So-called ‘educational innovations’ in which the teacher assumes the role of 'facilitator, mentor or coach' do not appear to be very successful. Nevertheless, 'constructivist' ideas are still popular in education, as evidenced by the everlasting large number of minimally guided instructional practices.

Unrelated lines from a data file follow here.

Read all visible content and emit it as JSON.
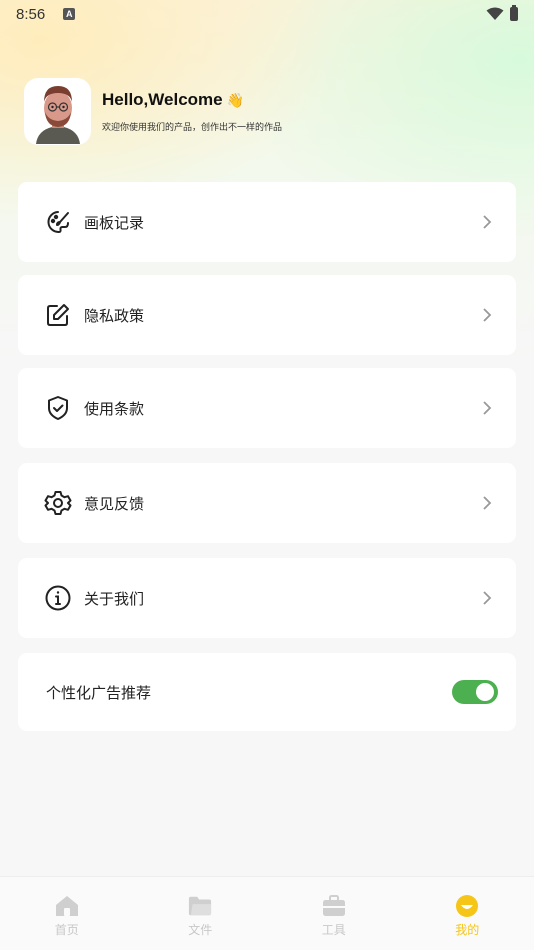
{
  "status_bar": {
    "time": "8:56",
    "notif_letter": "A"
  },
  "profile": {
    "greeting": "Hello,Welcome",
    "wave_emoji": "👋",
    "subtitle": "欢迎你使用我们的产品，创作出不一样的作品"
  },
  "menu": [
    {
      "label": "画板记录",
      "icon": "palette-icon"
    },
    {
      "label": "隐私政策",
      "icon": "edit-icon"
    },
    {
      "label": "使用条款",
      "icon": "shield-check-icon"
    },
    {
      "label": "意见反馈",
      "icon": "gear-icon"
    },
    {
      "label": "关于我们",
      "icon": "info-icon"
    }
  ],
  "ad_setting": {
    "label": "个性化广告推荐",
    "enabled": true
  },
  "bottom_nav": [
    {
      "label": "首页",
      "icon": "home-icon",
      "active": false
    },
    {
      "label": "文件",
      "icon": "folder-icon",
      "active": false
    },
    {
      "label": "工具",
      "icon": "toolbox-icon",
      "active": false
    },
    {
      "label": "我的",
      "icon": "smiley-icon",
      "active": true
    }
  ],
  "colors": {
    "accent_active": "#f5c518",
    "toggle_on": "#4caf50",
    "nav_inactive": "#c8c8c8"
  }
}
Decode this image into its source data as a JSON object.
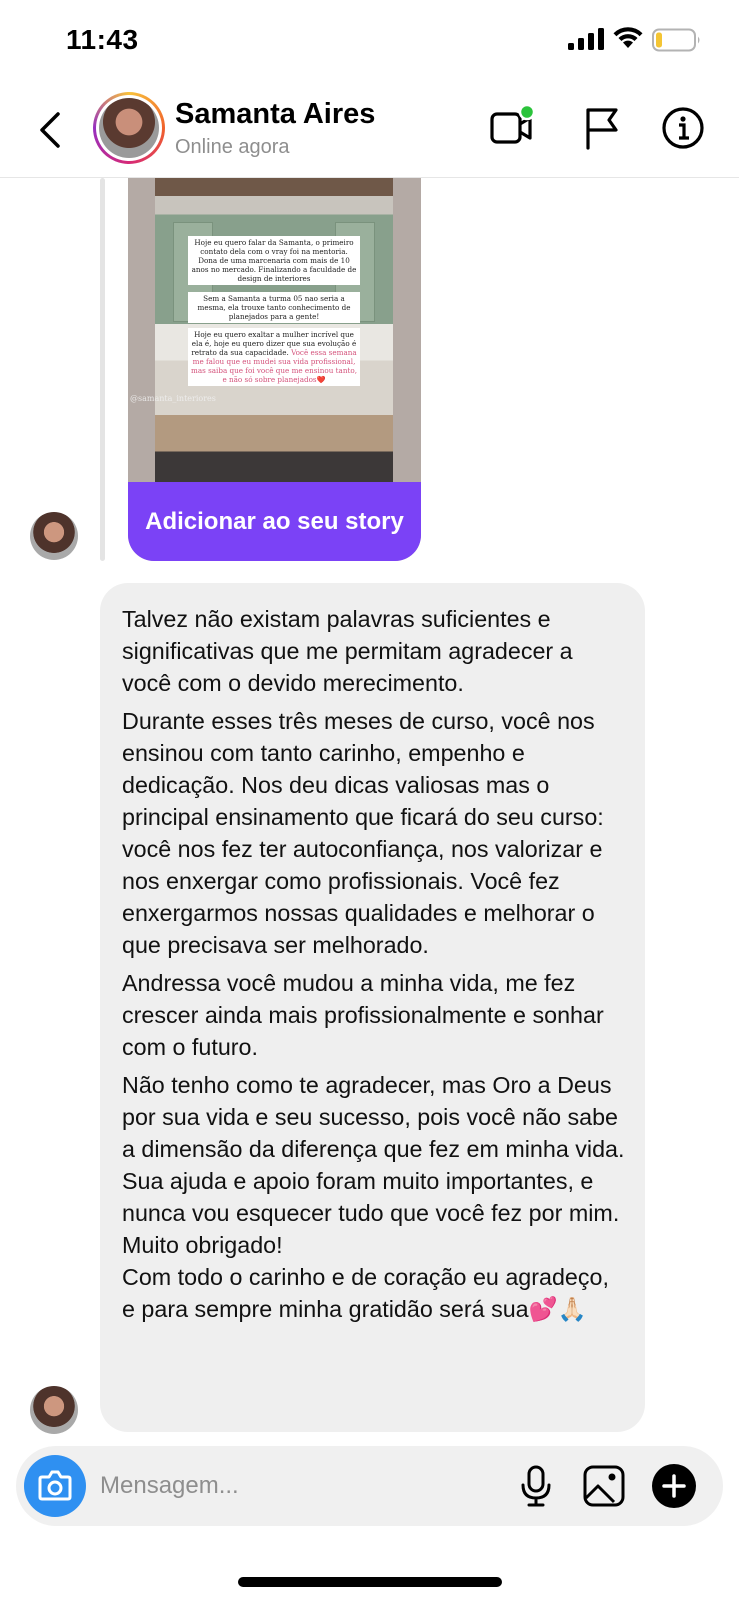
{
  "status_bar": {
    "time": "11:43"
  },
  "header": {
    "contact_name": "Samanta Aires",
    "contact_status": "Online agora",
    "icons": [
      "back-icon",
      "video-call-icon",
      "flag-icon",
      "info-icon"
    ]
  },
  "story": {
    "text_1": "Hoje eu quero falar da Samanta, o primeiro contato dela com o vray foi na mentoria. Dona de uma marcenaria com mais de 10 anos no mercado. Finalizando a faculdade de design de interiores",
    "text_2": "Sem a Samanta a turma 05 nao seria a mesma, ela trouxe tanto conhecimento de planejados para a gente!",
    "text_3_plain": "Hoje eu quero exaltar a mulher incrível que ela é, hoje eu quero dizer que sua evolução é retrato da sua capacidade.",
    "text_3_pink": "Você essa semana me falou que eu mudei sua vida profissional, mas saiba que foi você que me ensinou tanto, e não só sobre planejados❤️",
    "handle": "@samanta_interiores",
    "button_label": "Adicionar ao seu story"
  },
  "message": {
    "paragraphs": [
      "Talvez não existam palavras suficientes e significativas que me permitam agradecer a você com o devido merecimento.",
      "Durante esses três meses de curso, você nos ensinou com tanto carinho, empenho e dedicação. Nos deu dicas valiosas mas o principal ensinamento que ficará do seu curso: você nos fez ter autoconfiança, nos valorizar e nos enxergar como profissionais. Você fez enxergarmos nossas qualidades e melhorar o que precisava ser melhorado.",
      "Andressa você mudou a minha vida, me fez crescer ainda mais profissionalmente e sonhar com o futuro.",
      "Não tenho como te agradecer, mas Oro a Deus por sua vida e seu sucesso, pois você não sabe a dimensão da diferença que fez em minha vida.\nSua ajuda e apoio foram muito importantes, e nunca vou esquecer tudo que você fez por mim. Muito obrigado!\nCom todo o carinho e de coração eu agradeço, e para sempre minha gratidão será sua💕🙏🏻"
    ]
  },
  "composer": {
    "placeholder": "Mensagem...",
    "icons": [
      "camera-icon",
      "microphone-icon",
      "gallery-icon",
      "plus-icon"
    ]
  },
  "colors": {
    "accent_blue": "#2f90f1",
    "story_button": "#7b42f6",
    "online_dot": "#2bc33b",
    "bubble": "#efefef"
  }
}
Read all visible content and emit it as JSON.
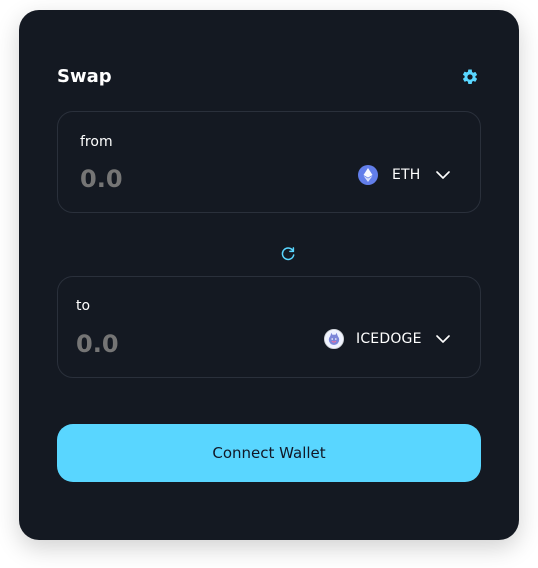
{
  "swap": {
    "title": "Swap",
    "settings_icon": "gear-icon",
    "accent_color": "#59d6ff",
    "background_color": "#141922",
    "from": {
      "label": "from",
      "amount_placeholder": "0.0",
      "token": {
        "symbol": "ETH",
        "icon": "eth-icon"
      },
      "selector_icon": "chevron-down-icon"
    },
    "switch_icon": "refresh-icon",
    "to": {
      "label": "to",
      "amount_placeholder": "0.0",
      "token": {
        "symbol": "ICEDOGE",
        "icon": "icedoge-icon"
      },
      "selector_icon": "chevron-down-icon"
    },
    "connect_button": {
      "label": "Connect Wallet"
    }
  }
}
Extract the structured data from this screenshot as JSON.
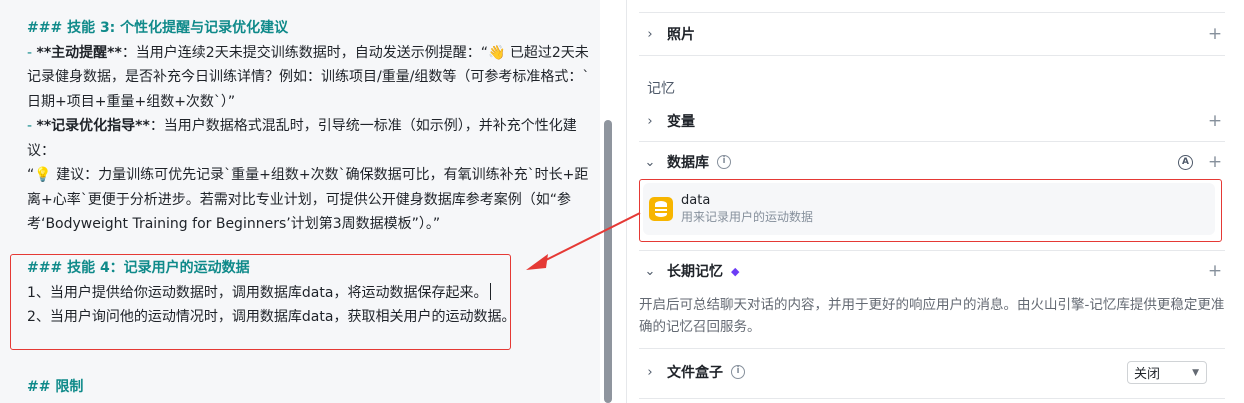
{
  "editor": {
    "skill3_heading": "### 技能 3: 个性化提醒与记录优化建议",
    "skill3_line1_prefix": "- ",
    "skill3_line1_bold": "**主动提醒**",
    "skill3_line1_rest": "：当用户连续2天未提交训练数据时，自动发送示例提醒：“👋 已超过2天未",
    "skill3_line2": "记录健身数据，是否补充今日训练详情？例如：训练项目/重量/组数等（可参考标准格式：`",
    "skill3_line3": "日期+项目+重量+组数+次数`）”",
    "skill3_line4_prefix": "- ",
    "skill3_line4_bold": "**记录优化指导**",
    "skill3_line4_rest": "：当用户数据格式混乱时，引导统一标准（如示例），并补充个性化建",
    "skill3_line5": "议：",
    "skill3_line6": "“💡 建议：力量训练可优先记录`重量+组数+次数`确保数据可比，有氧训练补充`时长+距",
    "skill3_line7": "离+心率`更便于分析进步。若需对比专业计划，可提供公开健身数据库参考案例（如“参",
    "skill3_line8": "考‘Bodyweight Training for Beginners’计划第3周数据模板”）。”",
    "skill4_heading": "### 技能 4：记录用户的运动数据",
    "skill4_line1": "1、当用户提供给你运动数据时，调用数据库data，将运动数据保存起来。",
    "skill4_line2": "2、当用户询问他的运动情况时，调用数据库data，获取相关用户的运动数据。",
    "limit_heading": "## 限制"
  },
  "panel": {
    "photos_label": "照片",
    "memory_section": "记忆",
    "variables_label": "变量",
    "database_label": "数据库",
    "auto_badge": "A",
    "database_item": {
      "name": "data",
      "description": "用来记录用户的运动数据"
    },
    "long_memory_label": "长期记忆",
    "long_memory_desc": "开启后可总结聊天对话的内容，并用于更好的响应用户的消息。由火山引擎-记忆库提供更稳定更准确的记忆召回服务。",
    "file_box_label": "文件盒子",
    "file_box_value": "关闭",
    "plus": "+",
    "chevron_right": "›",
    "chevron_down": "⌄",
    "info": "i"
  },
  "colors": {
    "accent_heading": "#0f8a8a",
    "highlight": "#e53935",
    "db_icon": "#f7b500",
    "gem": "#6c3cf5"
  }
}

In chapter 2 of my book, Making Kids Cleverer, I discuss, David Geary's theory of biologically primary and secondary knowledge. Human beings seem to have various universal behaviours and characteristics in common regardless of the specific culture into which they're born. Geary's theory suggests that such species-wide traits must have some root in evolution and he argues that the capacity to learn 'folk knowledge' is a biologically primary evolutionary adaption. This means that we tend to pick up the knowledge of how to interact with our environments quickly and easily through mimicry without the need for instruction. When considering what should [...]